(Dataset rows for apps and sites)
- Opening Delimiter -

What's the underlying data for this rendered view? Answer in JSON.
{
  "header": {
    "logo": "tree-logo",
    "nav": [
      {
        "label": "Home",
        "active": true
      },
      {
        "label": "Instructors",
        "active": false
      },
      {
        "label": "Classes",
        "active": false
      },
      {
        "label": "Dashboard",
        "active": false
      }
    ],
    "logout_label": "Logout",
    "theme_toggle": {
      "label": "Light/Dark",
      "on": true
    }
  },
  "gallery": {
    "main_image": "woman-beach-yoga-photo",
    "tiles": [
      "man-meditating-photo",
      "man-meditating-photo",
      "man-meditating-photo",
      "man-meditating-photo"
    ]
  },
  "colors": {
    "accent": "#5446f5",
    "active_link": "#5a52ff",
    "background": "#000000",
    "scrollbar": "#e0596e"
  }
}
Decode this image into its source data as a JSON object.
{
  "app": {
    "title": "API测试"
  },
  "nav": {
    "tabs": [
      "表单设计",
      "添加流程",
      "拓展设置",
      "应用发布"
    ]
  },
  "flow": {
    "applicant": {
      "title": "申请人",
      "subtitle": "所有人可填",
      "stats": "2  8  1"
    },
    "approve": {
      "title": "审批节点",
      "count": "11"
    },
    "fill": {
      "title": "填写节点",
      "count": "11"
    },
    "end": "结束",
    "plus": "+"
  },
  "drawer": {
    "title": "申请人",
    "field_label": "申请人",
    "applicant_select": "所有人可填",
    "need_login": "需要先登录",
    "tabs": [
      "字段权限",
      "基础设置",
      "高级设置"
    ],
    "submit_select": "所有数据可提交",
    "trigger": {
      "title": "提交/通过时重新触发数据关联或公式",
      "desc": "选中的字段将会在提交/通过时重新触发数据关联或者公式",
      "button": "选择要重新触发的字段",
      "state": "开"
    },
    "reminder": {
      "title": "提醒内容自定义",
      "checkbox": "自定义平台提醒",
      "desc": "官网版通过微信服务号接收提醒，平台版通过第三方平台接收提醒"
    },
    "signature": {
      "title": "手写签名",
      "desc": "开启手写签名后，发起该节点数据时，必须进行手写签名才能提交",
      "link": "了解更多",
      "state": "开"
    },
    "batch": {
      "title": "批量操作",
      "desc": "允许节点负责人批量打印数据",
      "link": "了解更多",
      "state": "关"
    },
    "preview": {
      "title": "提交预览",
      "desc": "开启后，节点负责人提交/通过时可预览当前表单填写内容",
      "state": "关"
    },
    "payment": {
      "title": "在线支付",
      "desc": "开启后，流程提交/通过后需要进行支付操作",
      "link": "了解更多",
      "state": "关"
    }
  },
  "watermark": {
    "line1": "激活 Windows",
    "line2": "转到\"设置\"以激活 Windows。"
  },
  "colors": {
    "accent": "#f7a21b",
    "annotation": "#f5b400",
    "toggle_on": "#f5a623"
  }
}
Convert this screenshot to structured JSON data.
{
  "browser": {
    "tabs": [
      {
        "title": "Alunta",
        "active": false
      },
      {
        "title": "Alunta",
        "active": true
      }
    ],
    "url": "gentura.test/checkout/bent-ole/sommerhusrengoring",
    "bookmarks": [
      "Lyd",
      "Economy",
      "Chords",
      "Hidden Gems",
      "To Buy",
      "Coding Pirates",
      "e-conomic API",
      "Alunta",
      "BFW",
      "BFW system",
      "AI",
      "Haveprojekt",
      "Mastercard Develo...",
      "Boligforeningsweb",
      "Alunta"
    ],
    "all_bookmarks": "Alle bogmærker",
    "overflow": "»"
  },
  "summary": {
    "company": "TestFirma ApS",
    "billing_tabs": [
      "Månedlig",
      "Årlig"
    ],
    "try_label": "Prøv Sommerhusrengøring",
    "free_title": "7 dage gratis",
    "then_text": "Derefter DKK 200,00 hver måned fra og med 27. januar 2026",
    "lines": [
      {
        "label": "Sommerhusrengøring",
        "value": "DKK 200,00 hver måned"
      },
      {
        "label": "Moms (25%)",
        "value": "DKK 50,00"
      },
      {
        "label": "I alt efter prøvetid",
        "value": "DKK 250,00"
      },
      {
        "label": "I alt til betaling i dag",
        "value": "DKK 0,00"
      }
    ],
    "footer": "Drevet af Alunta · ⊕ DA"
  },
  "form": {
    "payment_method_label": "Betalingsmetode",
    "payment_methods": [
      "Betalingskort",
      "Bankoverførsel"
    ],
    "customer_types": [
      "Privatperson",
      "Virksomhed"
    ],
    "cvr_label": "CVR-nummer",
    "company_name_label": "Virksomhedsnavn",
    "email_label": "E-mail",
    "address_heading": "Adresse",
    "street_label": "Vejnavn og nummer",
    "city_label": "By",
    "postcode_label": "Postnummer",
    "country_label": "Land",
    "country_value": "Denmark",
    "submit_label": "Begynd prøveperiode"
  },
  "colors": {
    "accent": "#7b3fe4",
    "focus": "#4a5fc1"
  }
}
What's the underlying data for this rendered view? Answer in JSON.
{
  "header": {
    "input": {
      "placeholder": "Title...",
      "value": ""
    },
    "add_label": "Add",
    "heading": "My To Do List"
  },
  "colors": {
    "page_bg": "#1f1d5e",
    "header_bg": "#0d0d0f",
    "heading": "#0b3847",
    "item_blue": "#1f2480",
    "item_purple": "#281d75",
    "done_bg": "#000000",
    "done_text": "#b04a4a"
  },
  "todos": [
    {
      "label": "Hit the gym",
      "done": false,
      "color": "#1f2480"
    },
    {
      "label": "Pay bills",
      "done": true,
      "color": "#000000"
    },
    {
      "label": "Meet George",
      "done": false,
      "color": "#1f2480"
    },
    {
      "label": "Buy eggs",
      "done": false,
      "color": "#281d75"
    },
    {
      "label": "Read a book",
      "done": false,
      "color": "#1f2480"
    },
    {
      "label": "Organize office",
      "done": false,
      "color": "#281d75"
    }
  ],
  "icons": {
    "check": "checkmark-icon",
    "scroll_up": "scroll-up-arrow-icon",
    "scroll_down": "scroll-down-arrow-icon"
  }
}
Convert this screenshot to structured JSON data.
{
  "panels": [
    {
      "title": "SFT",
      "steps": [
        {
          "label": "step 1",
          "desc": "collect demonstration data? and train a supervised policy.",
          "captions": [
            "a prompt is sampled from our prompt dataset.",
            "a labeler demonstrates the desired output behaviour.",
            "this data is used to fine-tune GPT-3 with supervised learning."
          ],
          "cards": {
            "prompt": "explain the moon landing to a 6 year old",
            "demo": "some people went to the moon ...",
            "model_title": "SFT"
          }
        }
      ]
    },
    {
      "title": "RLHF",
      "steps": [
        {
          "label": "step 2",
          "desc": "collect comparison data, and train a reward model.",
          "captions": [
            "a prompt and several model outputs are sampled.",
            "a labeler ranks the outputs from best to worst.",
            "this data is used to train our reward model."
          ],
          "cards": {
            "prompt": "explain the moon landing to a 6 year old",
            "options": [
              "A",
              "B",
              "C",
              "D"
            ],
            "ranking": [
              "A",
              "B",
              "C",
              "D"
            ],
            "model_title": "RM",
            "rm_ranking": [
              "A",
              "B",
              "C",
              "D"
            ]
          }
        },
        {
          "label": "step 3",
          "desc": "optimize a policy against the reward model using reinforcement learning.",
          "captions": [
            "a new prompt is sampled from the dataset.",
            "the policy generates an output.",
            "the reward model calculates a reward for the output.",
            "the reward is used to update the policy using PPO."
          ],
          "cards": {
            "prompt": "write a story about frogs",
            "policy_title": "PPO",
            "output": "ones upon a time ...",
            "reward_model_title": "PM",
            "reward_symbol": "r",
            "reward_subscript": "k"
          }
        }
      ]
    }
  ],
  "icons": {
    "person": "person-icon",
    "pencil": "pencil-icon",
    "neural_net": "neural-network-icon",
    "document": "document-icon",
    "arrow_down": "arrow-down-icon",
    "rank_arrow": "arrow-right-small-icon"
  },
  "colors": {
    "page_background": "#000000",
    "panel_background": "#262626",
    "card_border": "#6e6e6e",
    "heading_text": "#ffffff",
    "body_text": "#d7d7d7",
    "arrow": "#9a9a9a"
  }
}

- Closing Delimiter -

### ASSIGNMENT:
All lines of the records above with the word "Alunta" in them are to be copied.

### COMPLETED TASK:
        "title": "Alunta",
        "title": "Alunta",
      "Alunta",
      "Alunta"
    "footer": "Drevet af Alunta · ⊕ DA"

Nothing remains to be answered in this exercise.